HARVARD EAST ASIAN MONOGRAPHS
Cover: Individualism and Socialism in HARDCOVER

Harvard East Asian Monographs 127

Individualism and Socialism

The Life and Thought of Kawai Eijirō (1891–1944)

Add to Cart

Product Details

HARDCOVER

$45.00 • £36.95 • €40.50

ISBN 9780674451254

Publication Date: 03/25/1987

Short

298 pages

6 x 9 inches

2 halftones

Harvard University Asia Center > Harvard East Asian Monographs

World

Kawai Eijirō was a controversial figure in Japan during the interwar years. Dedicated to the idea that the socialist aspiration for economic equality could be combined with a classical liberal commitment to individual political and civil rights, he antagonized both Marxists and Japanese nationalists. He was hounded by the government as a leftist and brought to trial during World War II.

This is the first study of Kawai in English. Atsuko Hirai examines the family and school influences that contributed to the development of Kawai’s thought, and analyzes the manner in which the ideas of such Western philosophers as Kant, Hegel, John Stuart Mill, Marx, T. H. Green, and the British labor ideologues were absorbed into a receptive and creative East Asian mind. The events of Kawai’s life are intertwined with the development of his idealist political philosophy, all culminating in a trial of unprecedented scale.

Recent News

Black lives matter. Black voices matter. A statement from HUP »

From Our Blog

Jacket: The Cabinet: George Washington and the Creation of an American Institution, by Lindsay Chervinsky, from Harvard University Press

Why You Should Participate in an (Online) Book Club

Online book clubs can be a rewarding way to connect with readers, Lindsay Chervinsky discovered, when she was invited to join one to discuss her book, The Cabinet: George Washington and the Creation of an American Institution.
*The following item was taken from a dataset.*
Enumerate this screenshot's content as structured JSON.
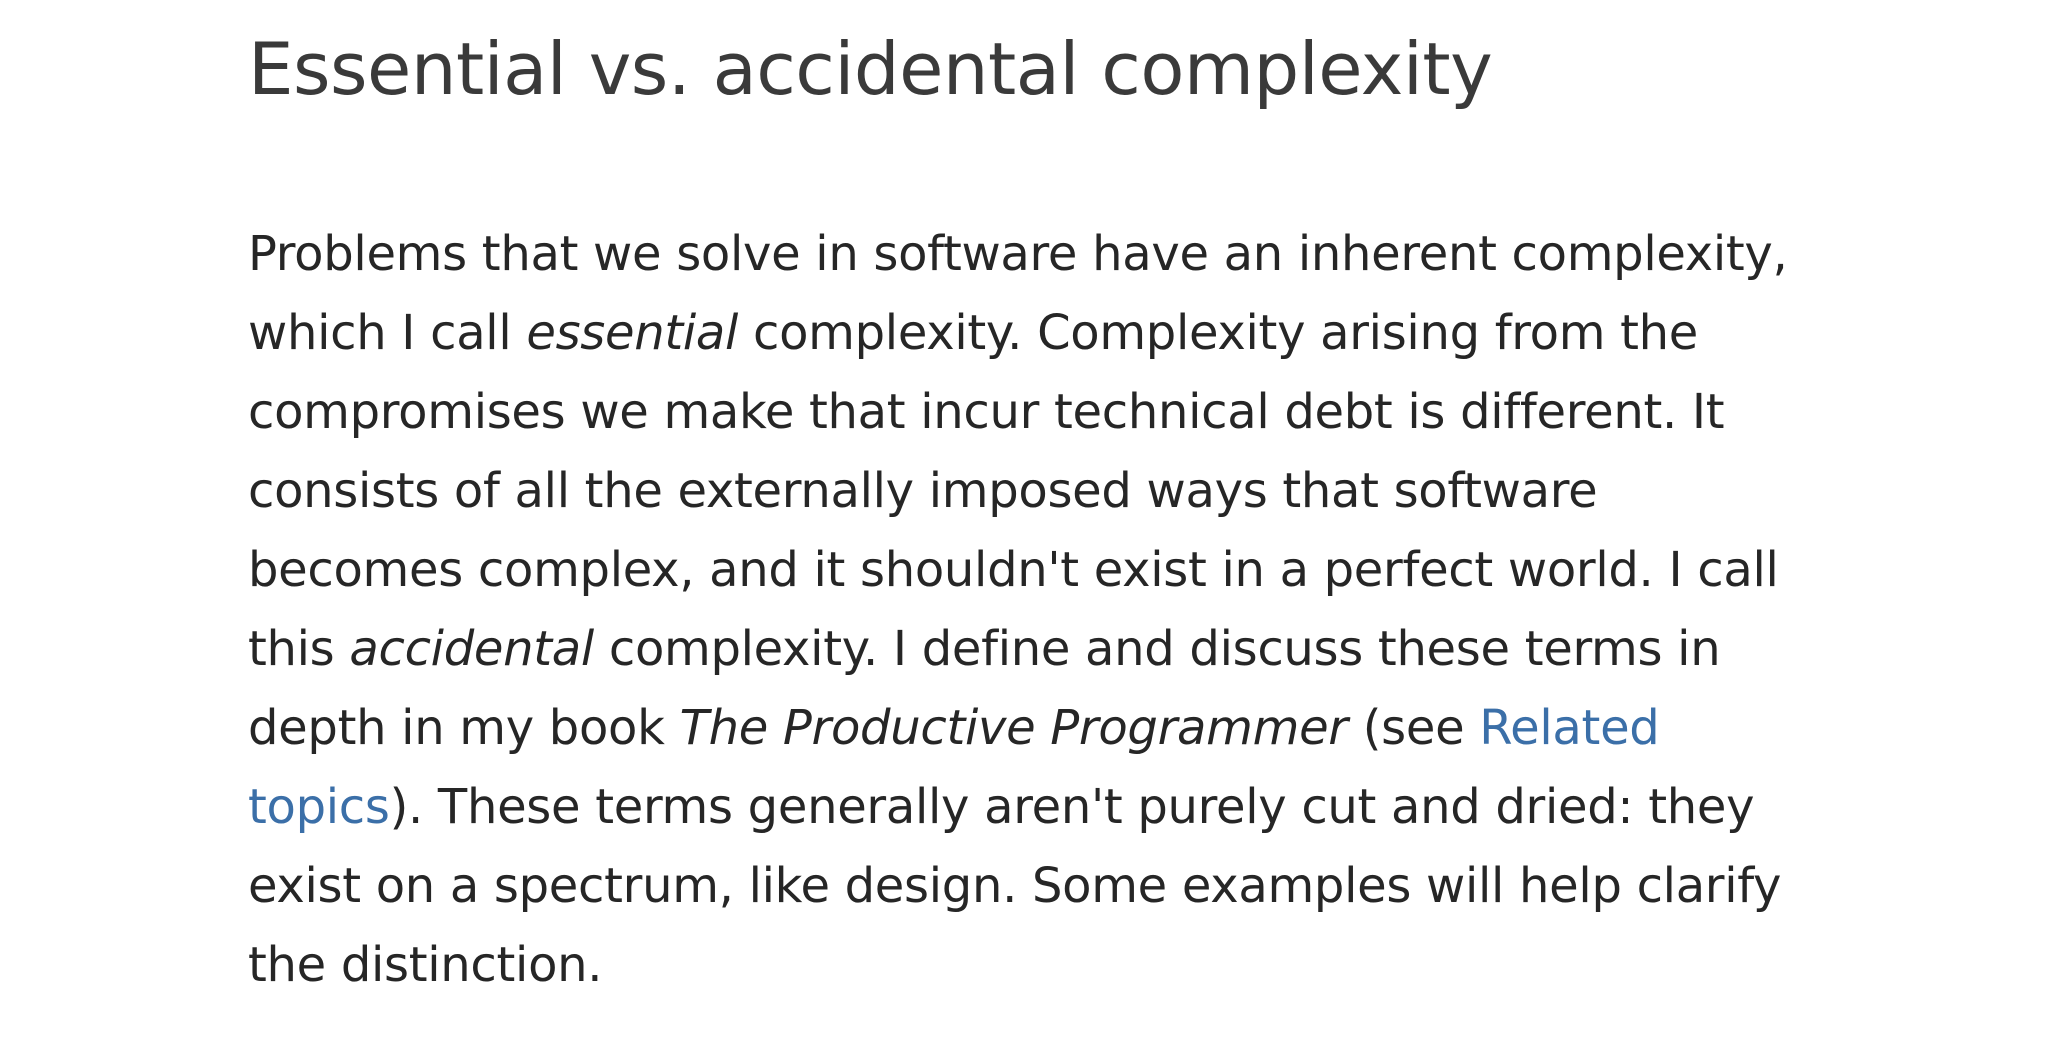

Since my book was published in April 2020, I’ve discovered that my work appeals to three main audiences. First, the general readers who are enthusiastic about history, attend virtual events, and tend to support local historic sites. Second, readers who are curious about our government institutions and the current political climate and are looking for answers about its origins. And third, history, social studies, and government teachers